|December 15, 2005
Local NGOs critical of donor/IMF policy directives
A new report by the Malawi Economic Justice Network (MEJN), a civil society organisation, questions the benefits of International Monetary Fund (IMF) and donor policy directives, noting that Malawi's poor remain marginalised. 'The Impact of the Poverty Reduction and Growth Facility on Social Services in Malawi' was compiled with the support of Norwegian Church Aid and commissioned by the African Forum and Network on Debt Development (AFRODAD). According to MEJN, there was a need for the IMF and other donor partners who subscribe to the fiscal position of the Fund to begin considering the Malawi government as an equal partner whose views and models had also to be taken into serious consideration.
Rafiq Hajat, executive director of the Blantyre-based Institute for Policy Interaction, echoed MEJN's concerns by stressing that there were numerous policy adjustments for the past years, as agreed with the donors. The people were now poorer than they had been in the past 12 years. There is massive poverty today because of some of the conditions donors. He added that most of the state-owned enterprises in Malawi had been privatised on the recommendation of donors, "but when you look at the benefits one would ask, 'who has benefited from the privatisation of state companies'?"
IMF resident representative Thomas Baunsgaard noted that he disagreed with the report, but said that the document was still a draft, and views and comments were still being sought by the authors. Government officials did not wish to comment on the report. However, MEJN acting executive director Mavuto Bamusi said his organisation stood by the document.

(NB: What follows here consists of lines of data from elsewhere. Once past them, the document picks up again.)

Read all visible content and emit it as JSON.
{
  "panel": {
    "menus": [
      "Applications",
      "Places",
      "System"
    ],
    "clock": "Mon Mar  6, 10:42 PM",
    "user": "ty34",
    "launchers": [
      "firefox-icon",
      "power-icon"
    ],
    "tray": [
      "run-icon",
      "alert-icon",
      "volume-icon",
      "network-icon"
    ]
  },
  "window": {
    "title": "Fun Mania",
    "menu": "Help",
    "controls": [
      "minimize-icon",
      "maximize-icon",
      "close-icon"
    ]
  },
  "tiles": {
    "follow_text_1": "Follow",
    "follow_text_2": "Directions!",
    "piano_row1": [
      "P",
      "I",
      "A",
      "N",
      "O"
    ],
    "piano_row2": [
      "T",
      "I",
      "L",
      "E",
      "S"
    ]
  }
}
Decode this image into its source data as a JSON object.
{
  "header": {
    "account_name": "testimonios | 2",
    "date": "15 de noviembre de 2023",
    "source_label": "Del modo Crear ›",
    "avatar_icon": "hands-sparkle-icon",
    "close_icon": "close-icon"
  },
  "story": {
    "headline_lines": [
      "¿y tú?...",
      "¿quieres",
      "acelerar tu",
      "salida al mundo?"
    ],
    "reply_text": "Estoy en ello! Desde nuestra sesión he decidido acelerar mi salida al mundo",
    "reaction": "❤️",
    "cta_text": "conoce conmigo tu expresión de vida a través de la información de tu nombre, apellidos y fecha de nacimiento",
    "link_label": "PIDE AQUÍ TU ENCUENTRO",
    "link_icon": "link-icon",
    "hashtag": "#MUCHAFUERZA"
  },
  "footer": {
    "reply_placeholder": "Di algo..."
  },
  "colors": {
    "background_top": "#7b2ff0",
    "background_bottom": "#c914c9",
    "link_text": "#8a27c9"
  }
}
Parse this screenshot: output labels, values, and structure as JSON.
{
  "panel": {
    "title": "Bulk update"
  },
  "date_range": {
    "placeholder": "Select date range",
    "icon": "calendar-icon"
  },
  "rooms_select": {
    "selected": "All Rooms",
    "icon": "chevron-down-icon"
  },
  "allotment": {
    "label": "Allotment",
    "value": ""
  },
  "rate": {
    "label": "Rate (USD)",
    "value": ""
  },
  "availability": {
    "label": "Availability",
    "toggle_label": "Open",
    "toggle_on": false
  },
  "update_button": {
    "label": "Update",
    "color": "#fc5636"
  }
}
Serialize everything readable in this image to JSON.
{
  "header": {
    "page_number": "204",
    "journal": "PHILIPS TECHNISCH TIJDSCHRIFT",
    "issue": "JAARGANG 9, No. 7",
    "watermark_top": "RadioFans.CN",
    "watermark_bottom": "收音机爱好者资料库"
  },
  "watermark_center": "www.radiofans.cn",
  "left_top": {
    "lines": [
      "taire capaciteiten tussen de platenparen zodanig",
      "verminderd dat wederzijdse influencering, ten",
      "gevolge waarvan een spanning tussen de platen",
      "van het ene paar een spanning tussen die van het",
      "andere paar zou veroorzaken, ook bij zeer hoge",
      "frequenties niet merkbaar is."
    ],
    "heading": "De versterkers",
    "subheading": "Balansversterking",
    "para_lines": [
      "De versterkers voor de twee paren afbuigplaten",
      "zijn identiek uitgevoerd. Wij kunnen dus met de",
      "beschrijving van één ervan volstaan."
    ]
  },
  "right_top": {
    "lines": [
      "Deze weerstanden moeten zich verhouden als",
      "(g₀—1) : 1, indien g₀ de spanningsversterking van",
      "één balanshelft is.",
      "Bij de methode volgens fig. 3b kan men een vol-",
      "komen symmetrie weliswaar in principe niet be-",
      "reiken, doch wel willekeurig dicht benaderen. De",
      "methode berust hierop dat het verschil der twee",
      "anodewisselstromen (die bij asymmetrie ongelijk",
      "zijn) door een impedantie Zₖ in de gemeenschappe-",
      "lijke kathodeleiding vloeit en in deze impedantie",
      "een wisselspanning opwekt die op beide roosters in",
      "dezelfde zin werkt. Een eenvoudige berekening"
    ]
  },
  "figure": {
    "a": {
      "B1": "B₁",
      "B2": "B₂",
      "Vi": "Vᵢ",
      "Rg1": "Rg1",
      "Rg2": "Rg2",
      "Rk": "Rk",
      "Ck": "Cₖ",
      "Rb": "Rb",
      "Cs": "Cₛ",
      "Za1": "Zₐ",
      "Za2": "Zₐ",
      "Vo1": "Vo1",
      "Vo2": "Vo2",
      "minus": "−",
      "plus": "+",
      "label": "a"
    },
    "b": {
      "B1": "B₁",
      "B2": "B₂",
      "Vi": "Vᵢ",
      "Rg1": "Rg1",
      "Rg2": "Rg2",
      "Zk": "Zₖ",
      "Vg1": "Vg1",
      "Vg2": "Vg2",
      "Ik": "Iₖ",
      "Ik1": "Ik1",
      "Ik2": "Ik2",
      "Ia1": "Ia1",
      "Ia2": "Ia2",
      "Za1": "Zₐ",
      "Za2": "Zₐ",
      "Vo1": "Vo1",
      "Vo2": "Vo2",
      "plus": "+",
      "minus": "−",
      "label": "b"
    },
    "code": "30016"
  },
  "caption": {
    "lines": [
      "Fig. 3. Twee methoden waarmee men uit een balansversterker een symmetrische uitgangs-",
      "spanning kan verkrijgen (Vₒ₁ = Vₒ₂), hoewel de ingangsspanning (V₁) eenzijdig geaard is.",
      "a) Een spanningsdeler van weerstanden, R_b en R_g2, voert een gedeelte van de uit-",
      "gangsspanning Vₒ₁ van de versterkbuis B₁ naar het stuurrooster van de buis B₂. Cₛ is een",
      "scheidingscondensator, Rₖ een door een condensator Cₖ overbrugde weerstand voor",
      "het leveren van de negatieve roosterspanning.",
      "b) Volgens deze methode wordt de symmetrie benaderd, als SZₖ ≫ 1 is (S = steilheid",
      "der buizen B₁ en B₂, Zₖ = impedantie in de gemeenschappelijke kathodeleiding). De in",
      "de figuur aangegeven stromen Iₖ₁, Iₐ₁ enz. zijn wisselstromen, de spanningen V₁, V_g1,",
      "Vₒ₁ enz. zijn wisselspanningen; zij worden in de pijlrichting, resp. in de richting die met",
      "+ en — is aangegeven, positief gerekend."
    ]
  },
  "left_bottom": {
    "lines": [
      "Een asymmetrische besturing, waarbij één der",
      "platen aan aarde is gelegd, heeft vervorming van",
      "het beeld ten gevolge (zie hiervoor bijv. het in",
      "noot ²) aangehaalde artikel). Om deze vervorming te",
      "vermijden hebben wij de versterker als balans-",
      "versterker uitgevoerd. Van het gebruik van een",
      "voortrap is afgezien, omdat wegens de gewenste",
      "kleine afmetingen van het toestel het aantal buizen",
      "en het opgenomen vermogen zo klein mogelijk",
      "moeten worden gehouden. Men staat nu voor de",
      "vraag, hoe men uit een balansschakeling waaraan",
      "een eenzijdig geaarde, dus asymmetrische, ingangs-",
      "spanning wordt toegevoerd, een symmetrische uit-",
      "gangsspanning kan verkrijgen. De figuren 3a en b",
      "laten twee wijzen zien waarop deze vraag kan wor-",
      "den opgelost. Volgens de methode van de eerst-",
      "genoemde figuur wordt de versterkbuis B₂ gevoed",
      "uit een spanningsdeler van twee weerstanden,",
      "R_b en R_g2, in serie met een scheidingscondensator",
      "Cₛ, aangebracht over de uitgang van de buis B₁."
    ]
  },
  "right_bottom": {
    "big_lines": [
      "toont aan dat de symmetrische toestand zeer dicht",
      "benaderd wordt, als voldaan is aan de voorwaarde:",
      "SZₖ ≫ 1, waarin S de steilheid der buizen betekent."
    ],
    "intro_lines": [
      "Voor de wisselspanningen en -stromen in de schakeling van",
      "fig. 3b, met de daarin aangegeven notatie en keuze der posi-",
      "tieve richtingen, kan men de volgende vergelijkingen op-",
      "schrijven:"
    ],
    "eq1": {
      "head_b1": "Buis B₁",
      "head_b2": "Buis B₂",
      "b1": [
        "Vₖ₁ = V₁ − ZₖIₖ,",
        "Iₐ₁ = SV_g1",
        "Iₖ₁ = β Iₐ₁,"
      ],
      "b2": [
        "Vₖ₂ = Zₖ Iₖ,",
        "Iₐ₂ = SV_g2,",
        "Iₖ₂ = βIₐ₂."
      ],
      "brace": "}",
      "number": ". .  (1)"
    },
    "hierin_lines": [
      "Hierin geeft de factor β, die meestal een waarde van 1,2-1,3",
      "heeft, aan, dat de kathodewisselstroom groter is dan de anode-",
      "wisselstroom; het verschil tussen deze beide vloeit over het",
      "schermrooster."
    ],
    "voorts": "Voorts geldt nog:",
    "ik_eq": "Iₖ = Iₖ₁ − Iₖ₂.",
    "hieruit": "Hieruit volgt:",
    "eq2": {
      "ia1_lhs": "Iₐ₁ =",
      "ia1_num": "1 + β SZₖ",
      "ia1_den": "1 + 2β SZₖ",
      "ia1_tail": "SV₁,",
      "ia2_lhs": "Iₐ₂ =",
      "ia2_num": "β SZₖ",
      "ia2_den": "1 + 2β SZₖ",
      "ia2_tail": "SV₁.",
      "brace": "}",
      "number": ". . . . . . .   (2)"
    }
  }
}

During an IMF staff visit to Malawi in November as part of its quarterly assessment of the country's economic performance, the Fund said the government's economic policy was on track. In 2001 the IMF and other donors suspended economic aid to Malawi due to corruption, over-expenditure, and poor governance. Aid flows resumed after president Bingu wa Mutharika took office in 2004 and embarked on an anti-corruption drive that donors have praised. In its recommendations the MEJN report urged the Malawi government to free-up resources for social sector spending. "The government and IMF should not subject the poor and the vulnerable ... [to] lack of social protection, through agreement on privatisation of essential services and parastatals that are of strategic social interest to poor people in Malawi," MEJN said.